    Posted May 7, 2013 at 7:11 am | Permalink

    It’s so exciting to read about all the knitting going on in Maine, since I live there too!

  54. Leslie
    Posted May 7, 2013 at 6:42 am | Permalink

    What a delightful way to start my day!

  55. Carolyn Robinson
    Posted May 7, 2013 at 6:41 am | Permalink

    I have several patterns from Quince’s fabulous designers and I love them all. I would love to receive the Owl yarn and pattern to make my daughter some mitts. She does data programming and her hands get cold but needs to leave her fingers free.

  56. Donna
    Posted May 7, 2013 at 6:28 am | Permalink

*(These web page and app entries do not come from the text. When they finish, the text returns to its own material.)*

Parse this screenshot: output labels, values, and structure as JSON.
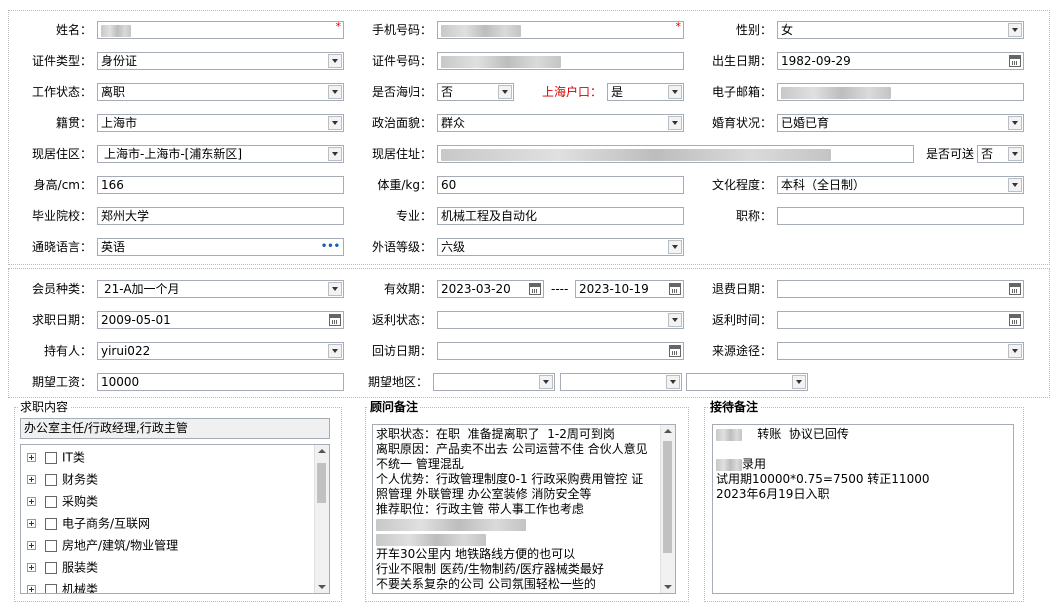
{
  "required_mark": "*",
  "personal": {
    "name": {
      "label": "姓名："
    },
    "phone": {
      "label": "手机号码："
    },
    "gender": {
      "label": "性别：",
      "value": "女"
    },
    "id_type": {
      "label": "证件类型：",
      "value": "身份证"
    },
    "id_number": {
      "label": "证件号码："
    },
    "birth_date": {
      "label": "出生日期：",
      "value": "1982-09-29"
    },
    "work_status": {
      "label": "工作状态：",
      "value": "离职"
    },
    "overseas_return": {
      "label": "是否海归：",
      "value": "否"
    },
    "shanghai_hukou": {
      "label": "上海户口：",
      "value": "是"
    },
    "email": {
      "label": "电子邮箱："
    },
    "native_place": {
      "label": "籍贯：",
      "value": "上海市"
    },
    "political_status": {
      "label": "政治面貌：",
      "value": "群众"
    },
    "marital_status": {
      "label": "婚育状况：",
      "value": "已婚已育"
    },
    "residence_area": {
      "label": "现居住区：",
      "value": "上海市-上海市-[浦东新区]"
    },
    "address": {
      "label": "现居住址："
    },
    "can_visit": {
      "label": "是否可送",
      "value": "否"
    },
    "height": {
      "label": "身高/cm：",
      "value": "166"
    },
    "weight": {
      "label": "体重/kg：",
      "value": "60"
    },
    "education": {
      "label": "文化程度：",
      "value": "本科（全日制）"
    },
    "school": {
      "label": "毕业院校：",
      "value": "郑州大学"
    },
    "major": {
      "label": "专业：",
      "value": "机械工程及自动化"
    },
    "job_title": {
      "label": "职称：",
      "value": ""
    },
    "language": {
      "label": "通晓语言：",
      "value": "英语",
      "more": "•••"
    },
    "foreign_level": {
      "label": "外语等级：",
      "value": "六级"
    }
  },
  "membership": {
    "member_type": {
      "label": "会员种类：",
      "value": "21-A加一个月"
    },
    "validity": {
      "label": "有效期：",
      "start": "2023-03-20",
      "separator": "----",
      "end": "2023-10-19"
    },
    "refund_date": {
      "label": "退费日期：",
      "value": ""
    },
    "apply_date": {
      "label": "求职日期：",
      "value": "2009-05-01"
    },
    "rebate_status": {
      "label": "返利状态：",
      "value": ""
    },
    "rebate_time": {
      "label": "返利时间：",
      "value": ""
    },
    "holder": {
      "label": "持有人：",
      "value": "yirui022"
    },
    "visit_date": {
      "label": "回访日期：",
      "value": ""
    },
    "source": {
      "label": "来源途径：",
      "value": ""
    },
    "expected_salary": {
      "label": "期望工资：",
      "value": "10000"
    },
    "expected_area": {
      "label": "期望地区：",
      "values": [
        "",
        "",
        ""
      ]
    }
  },
  "job_content": {
    "title": "求职内容",
    "selected": "办公室主任/行政经理,行政主管",
    "categories": [
      "IT类",
      "财务类",
      "采购类",
      "电子商务/互联网",
      "房地产/建筑/物业管理",
      "服装类",
      "机械类"
    ]
  },
  "consultant_notes": {
    "title": "顾问备注",
    "lines": [
      "求职状态：在职  准备提离职了  1-2周可到岗",
      "离职原因：产品卖不出去 公司运营不佳 合伙人意见",
      "不统一 管理混乱",
      "个人优势：行政管理制度0-1 行政采购费用管控 证",
      "照管理 外联管理 办公室装修 消防安全等",
      "推荐职位：行政主管 带人事工作也考虑",
      "",
      "",
      "开车30公里内 地铁路线方便的也可以",
      "行业不限制 医药/生物制药/医疗器械类最好",
      "不要关系复杂的公司 公司氛围轻松一些的"
    ]
  },
  "reception_notes": {
    "title": "接待备注",
    "line1_suffix": "转账  协议已回传",
    "line2_suffix": "录用",
    "line3": "试用期10000*0.75=7500 转正11000",
    "line4": "2023年6月19日入职"
  }
}
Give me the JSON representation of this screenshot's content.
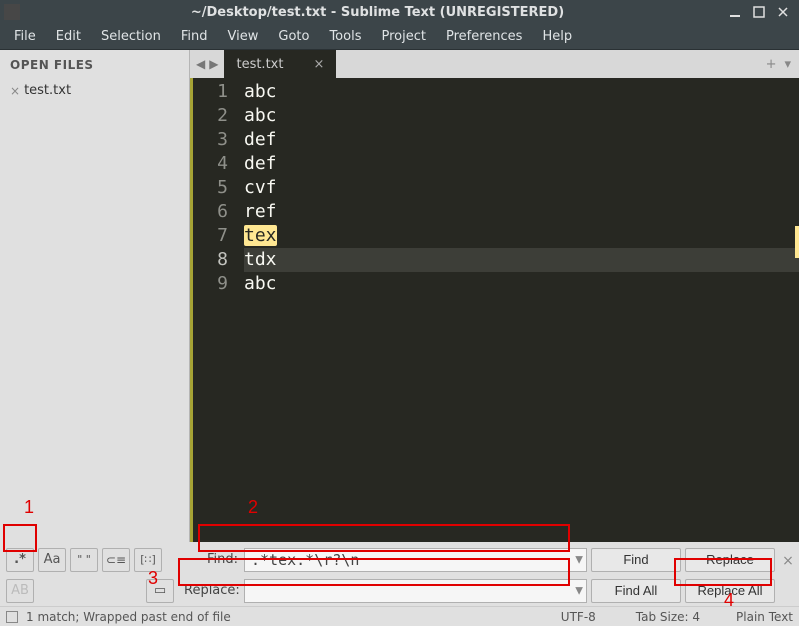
{
  "titlebar": {
    "title": "~/Desktop/test.txt - Sublime Text (UNREGISTERED)"
  },
  "menubar": {
    "items": [
      "File",
      "Edit",
      "Selection",
      "Find",
      "View",
      "Goto",
      "Tools",
      "Project",
      "Preferences",
      "Help"
    ]
  },
  "sidebar": {
    "header": "OPEN FILES",
    "items": [
      {
        "label": "test.txt"
      }
    ]
  },
  "tabs": {
    "active": {
      "label": "test.txt"
    }
  },
  "editor": {
    "lines": [
      {
        "n": 1,
        "text": "abc"
      },
      {
        "n": 2,
        "text": "abc"
      },
      {
        "n": 3,
        "text": "def"
      },
      {
        "n": 4,
        "text": "def"
      },
      {
        "n": 5,
        "text": "cvf"
      },
      {
        "n": 6,
        "text": "ref"
      },
      {
        "n": 7,
        "text": "tex",
        "match": true
      },
      {
        "n": 8,
        "text": "tdx",
        "cursor": true
      },
      {
        "n": 9,
        "text": "abc"
      }
    ]
  },
  "panel": {
    "toggles_row1": [
      ".*",
      "Aa",
      "\" \"",
      "⊂≡",
      "[∷]"
    ],
    "toggles_row2": [
      "AB",
      "▭"
    ],
    "find_label": "Find:",
    "find_value": ".*tex.*\\r?\\n",
    "replace_label": "Replace:",
    "replace_value": "",
    "btn_find": "Find",
    "btn_replace": "Replace",
    "btn_find_all": "Find All",
    "btn_replace_all": "Replace All"
  },
  "statusbar": {
    "msg": "1 match; Wrapped past end of file",
    "enc": "UTF-8",
    "tabsize": "Tab Size: 4",
    "syntax": "Plain Text"
  },
  "annotations": {
    "n1": "1",
    "n2": "2",
    "n3": "3",
    "n4": "4"
  }
}
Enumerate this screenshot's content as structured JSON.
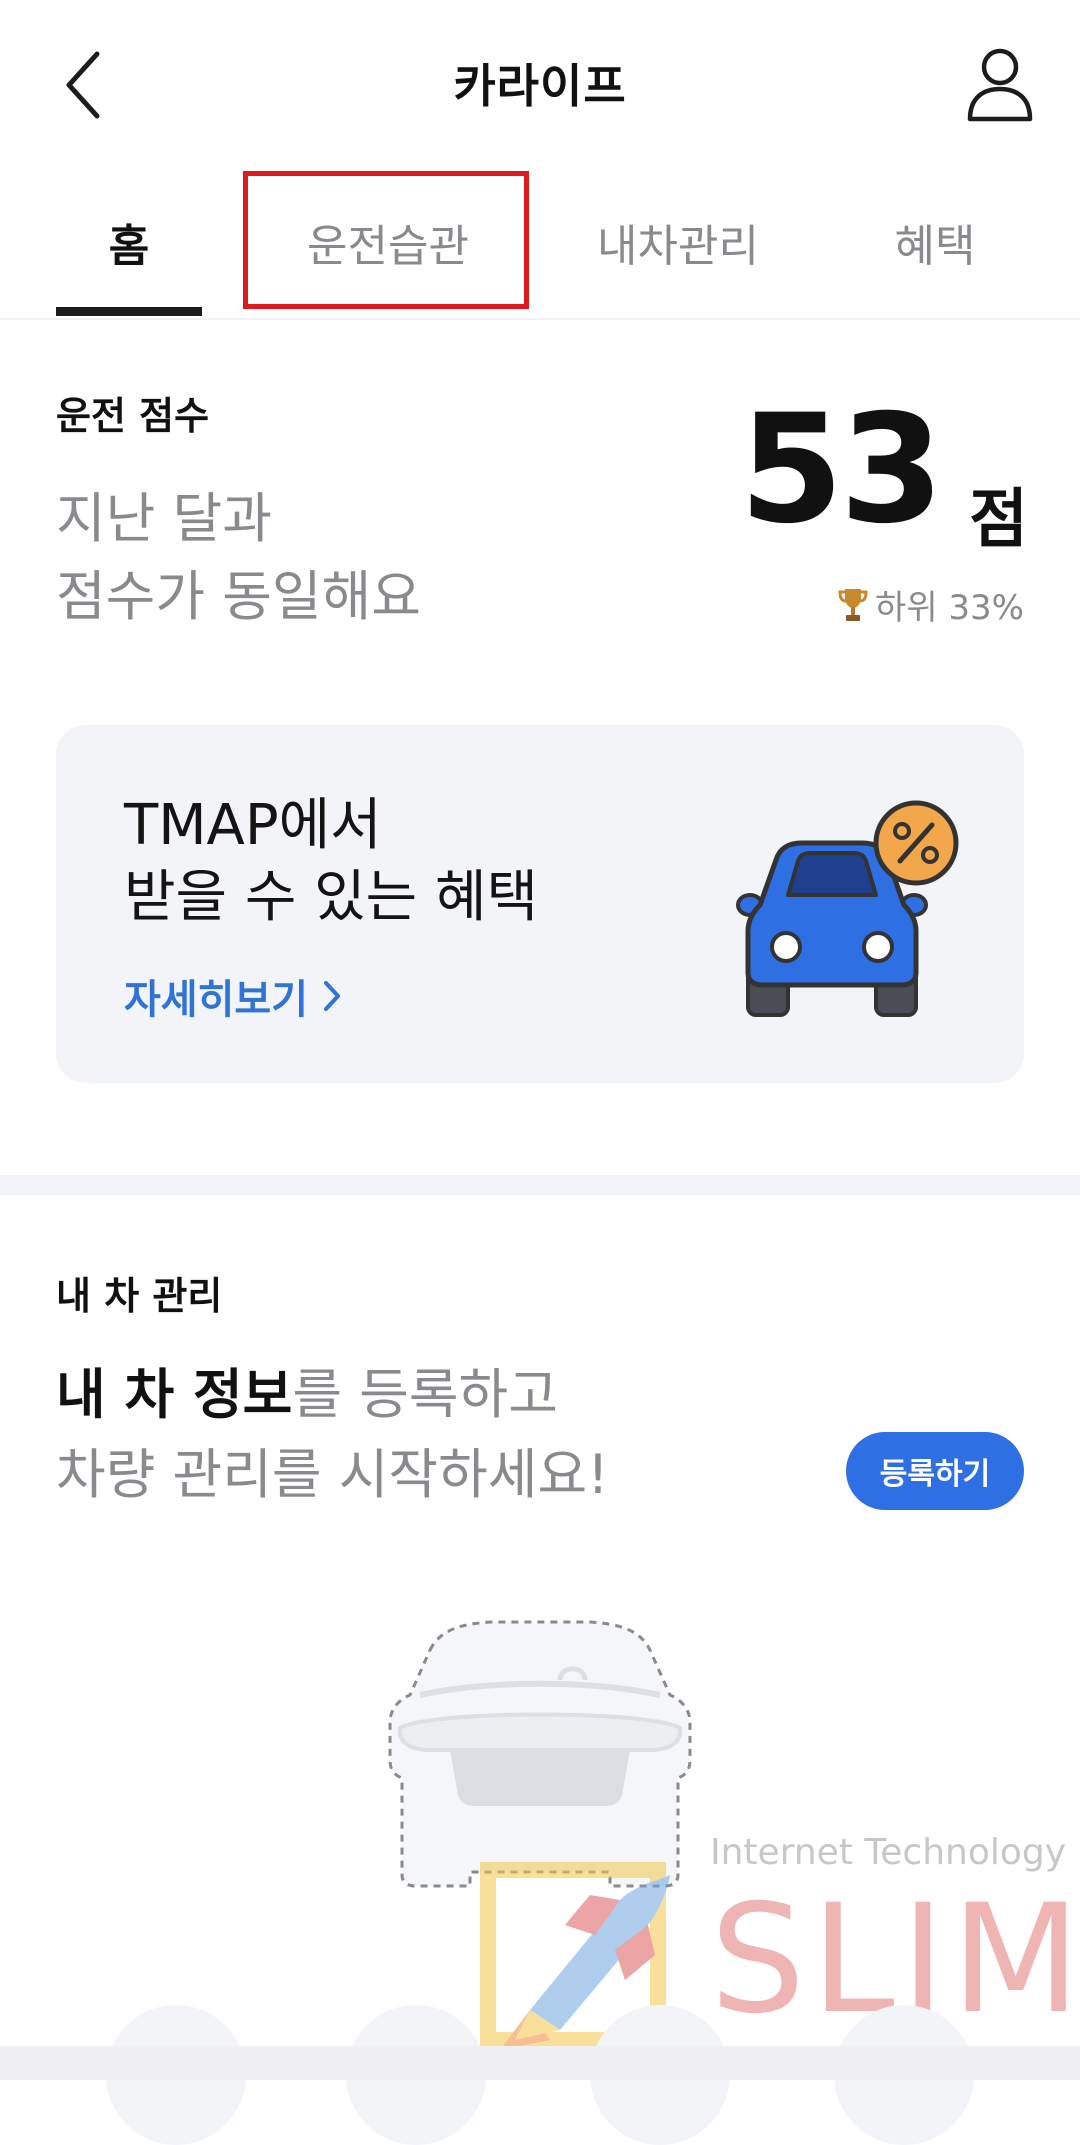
{
  "header": {
    "title": "카라이프",
    "back_icon": "chevron-left-icon",
    "profile_icon": "user-icon"
  },
  "tabs": [
    {
      "label": "홈",
      "active": true
    },
    {
      "label": "운전습관",
      "active": false,
      "highlighted": true
    },
    {
      "label": "내차관리",
      "active": false
    },
    {
      "label": "혜택",
      "active": false
    }
  ],
  "score": {
    "label": "운전 점수",
    "message_line1": "지난 달과",
    "message_line2": "점수가 동일해요",
    "value": "53",
    "unit": "점",
    "rank": "하위 33%",
    "rank_icon": "trophy-icon"
  },
  "benefit": {
    "title_line1": "TMAP에서",
    "title_line2": "받을 수 있는 혜택",
    "link_label": "자세히보기",
    "illustration": "car-discount-icon"
  },
  "mycar": {
    "label": "내 차 관리",
    "message_strong": "내 차 정보",
    "message_rest": "를 등록하고",
    "message_line2": "차량 관리를 시작하세요!",
    "register_label": "등록하기"
  },
  "watermark": {
    "caption": "Internet Technology",
    "word": "SLIM"
  },
  "colors": {
    "accent_blue": "#2f6fe4",
    "link_blue": "#2f73d6",
    "highlight_red": "#e0191e",
    "muted_text": "#8a8a8e",
    "card_bg": "#f3f4f8"
  }
}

    What a great interview. I have followed Pam Allen for years and love what she is doing with Quince & Co. I would be thrilled to win this giveaway. Thanks for the inspiration!

  57. Tammy Sutherland
    Posted May 7, 2013 at 6:27 am | Permalink

    What a lovely & insightful interview. Thank you.

  58. Sheila hensler
    Posted May 7, 2013 at 6:19 am | Permalink

    As a newbie spinner I was particularly interested in the comments about the worsted vs woolen methods of spinning alpaca. There is an alpaca farm about 1/2 mile from me and I will be visiting this spring and will keep this article in mind. The yarn and pattern being offered are lovely and I would love to win!

  59. Collette Plaquet
    Posted May 7, 2013 at 5:27 am | Permalink

    Thank you so much for this interview. I am fascinated by the prospect of purchasing American made yarn. I have yet to knit a cowl but your Kilkenny is one I would love to knit. Can’t wait to try Owl as well. Again thank you.

  60. Keren
    Posted May 7, 2013 at 4:05 am | Permalink


  61. Lauren Kowalczewski
    Posted May 7, 2013 at 3:28 am | Permalink

    I love Pam’s designs!! This was such a great interview and the pictures were so interesting. I love alpaca’s, too. I’m looking for some yarn now to make my Sis some socks.
    I just saw the Owl yarn advertised today, so I would LOVE to have some of that!!

  62. jezz
    Posted May 7, 2013 at 3:28 am | Permalink

    What a great story about Quince! Loved the photos, the questions, the inspiration.

  63. Karen
    Posted May 7, 2013 at 3:15 am | Permalink

    I am just finishing a cardigan in Lark.
    The yarn is soft and has great stitch definition. I am ready to try many other products with Quince & Co. Yarn.

  64. Posted May 7, 2013 at 1:00 am | Permalink

    I would love to try Quince & Co.’s Owl base. Hope I win!

Post a Comment

You must be logged in to post a comment.

  • Subscribe to this Blog

    Enter your email address:

    Delivered by FeedBurner